Next year will see the publication of Collins English Dictionary’s 30th anniversary edition. To mark the occasion, HarperCollins invited the public to submit neologisms (new words or phrases) for inclusion in the new edition. If all this leaves you feeling meh, or thinking it, nothing would be so apt: last week meh was announced as the official selection.
As an expression of disinterest or indifference, meh has spread very quickly. Its popularity seems largely confined to people under 35 years of age, especially teenagers and people who use the internet a lot. If you’re unfamiliar with the term, think of it as a shrug in the form of an interjection or an adjective:
Woah – did you see those wheels?
Meh, I’m not into cars.
So, was it a good film?
The new album is a bit meh.
I felt meh about the whole idea.

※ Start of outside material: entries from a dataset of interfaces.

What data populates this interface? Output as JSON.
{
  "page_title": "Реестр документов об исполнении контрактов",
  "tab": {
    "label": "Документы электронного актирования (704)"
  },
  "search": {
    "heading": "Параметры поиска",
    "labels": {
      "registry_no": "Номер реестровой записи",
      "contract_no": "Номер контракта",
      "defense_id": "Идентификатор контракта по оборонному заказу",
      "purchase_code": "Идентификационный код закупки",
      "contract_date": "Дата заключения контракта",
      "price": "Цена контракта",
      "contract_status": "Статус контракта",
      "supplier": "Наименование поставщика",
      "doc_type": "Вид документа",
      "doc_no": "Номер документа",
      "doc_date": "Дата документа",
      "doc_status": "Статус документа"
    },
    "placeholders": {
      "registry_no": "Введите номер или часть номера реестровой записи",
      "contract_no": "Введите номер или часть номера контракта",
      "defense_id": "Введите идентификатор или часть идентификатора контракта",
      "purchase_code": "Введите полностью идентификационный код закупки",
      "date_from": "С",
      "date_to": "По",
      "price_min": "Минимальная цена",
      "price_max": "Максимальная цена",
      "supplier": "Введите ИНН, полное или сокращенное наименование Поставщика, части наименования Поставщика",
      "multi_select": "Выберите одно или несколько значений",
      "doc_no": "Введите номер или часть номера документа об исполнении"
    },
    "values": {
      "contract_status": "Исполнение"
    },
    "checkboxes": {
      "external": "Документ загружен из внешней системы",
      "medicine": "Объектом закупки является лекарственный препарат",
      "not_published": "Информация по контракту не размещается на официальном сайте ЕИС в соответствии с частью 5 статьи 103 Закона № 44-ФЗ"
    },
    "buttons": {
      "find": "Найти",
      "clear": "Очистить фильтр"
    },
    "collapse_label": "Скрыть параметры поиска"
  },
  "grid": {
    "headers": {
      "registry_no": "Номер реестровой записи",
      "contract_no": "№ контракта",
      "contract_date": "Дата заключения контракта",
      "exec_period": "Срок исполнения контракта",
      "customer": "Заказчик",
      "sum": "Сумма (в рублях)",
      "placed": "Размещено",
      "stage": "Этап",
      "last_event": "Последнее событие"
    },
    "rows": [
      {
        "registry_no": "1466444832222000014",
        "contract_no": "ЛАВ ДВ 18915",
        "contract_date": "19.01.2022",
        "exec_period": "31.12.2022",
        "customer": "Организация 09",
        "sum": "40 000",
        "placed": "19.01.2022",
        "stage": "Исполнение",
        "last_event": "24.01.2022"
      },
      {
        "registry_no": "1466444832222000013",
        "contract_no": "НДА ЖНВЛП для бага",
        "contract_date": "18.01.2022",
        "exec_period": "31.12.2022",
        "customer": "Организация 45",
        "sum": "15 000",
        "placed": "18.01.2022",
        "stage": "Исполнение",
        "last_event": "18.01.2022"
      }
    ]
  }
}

Online, meh is common in instant messaging, chat rooms and discussion forums, and any sites that invite comments from the public. It’s generally deployed as a kind of shorthand for boredom, apathy or pithy dismissal, where to elaborate would be more trouble than it’s worth. It is especially favoured by the easily unimpressed.
Though the precise origins of meh are uncertain, and likely to remain so, The Simpsons TV show has been widely credited with bringing the expression into mainstream use. How mainstream remains to be seen – the Oxford English Dictionary has yet to include it but admits to having a meh file, so it may just be a matter of time.

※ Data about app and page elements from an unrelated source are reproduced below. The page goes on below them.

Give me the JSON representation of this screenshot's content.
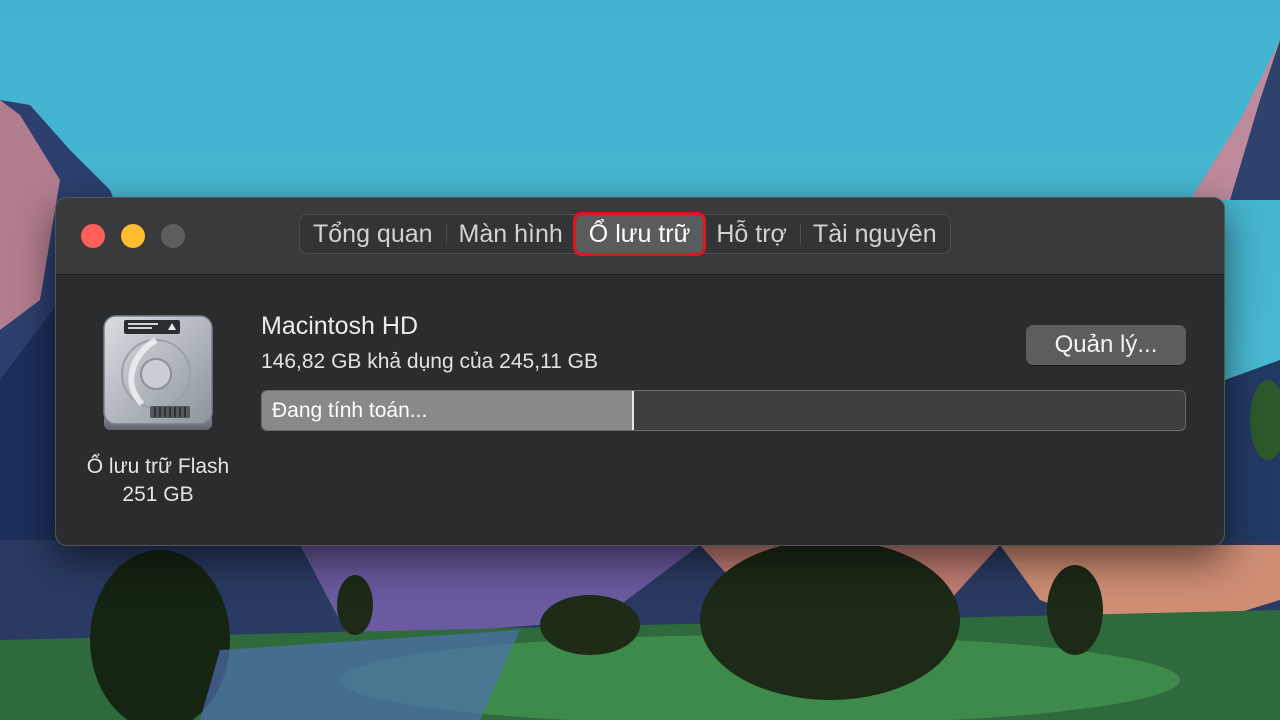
{
  "window": {
    "tabs": [
      {
        "label": "Tổng quan"
      },
      {
        "label": "Màn hình"
      },
      {
        "label": "Ổ lưu trữ",
        "active": true
      },
      {
        "label": "Hỗ trợ"
      },
      {
        "label": "Tài nguyên"
      }
    ],
    "highlight_color": "#e0161f"
  },
  "disk": {
    "icon": "hard-drive-icon",
    "caption_line1": "Ổ lưu trữ Flash",
    "caption_line2": "251 GB",
    "name": "Macintosh HD",
    "available": "146,82 GB khả dụng của 245,11 GB",
    "bar_label": "Đang tính toán...",
    "used_fraction": 0.401
  },
  "manage_button_label": "Quản lý..."
}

Benjamin Zimmer writes more about its history and usage here.
Update: If I told you I saw meh in a book that was first published in 1922, some of you might guess the title. Although used in a very different sense to what I’ve outlined above, it is nevertheless meh, and it is tucked away in the middle of this passage on p.170 of the Penguin Modern Classics edition (and p.163 of the OUP-reissued 1922 text):
After all there’s a lot in that vegetarian fine flavour of things from the earth garlic of course it stinks after Italian organgrinders crisp of onions mushrooms truffles. Pain to the animal too. Pluck and draw fowl. Wretched brutes there at the cattlemarket waiting for the poleaxe to split their skulls open. Moo. Poor trembling calves. Meh. Staggering bob. Bubble and squeak. Butchers’ buckets wobbly lights. Give us that brisket off the hook. Plup. Rawhead and bloody bones. Flayed glasseyed sheep hung from their haunches, sheepsnouts bloodypapered snivelling nosejam on sawdust. Top and lashers going out. Don’t maul them pieces, young one.
From Ulysses by James Joyce.
[Image is from Cork, Ireland.]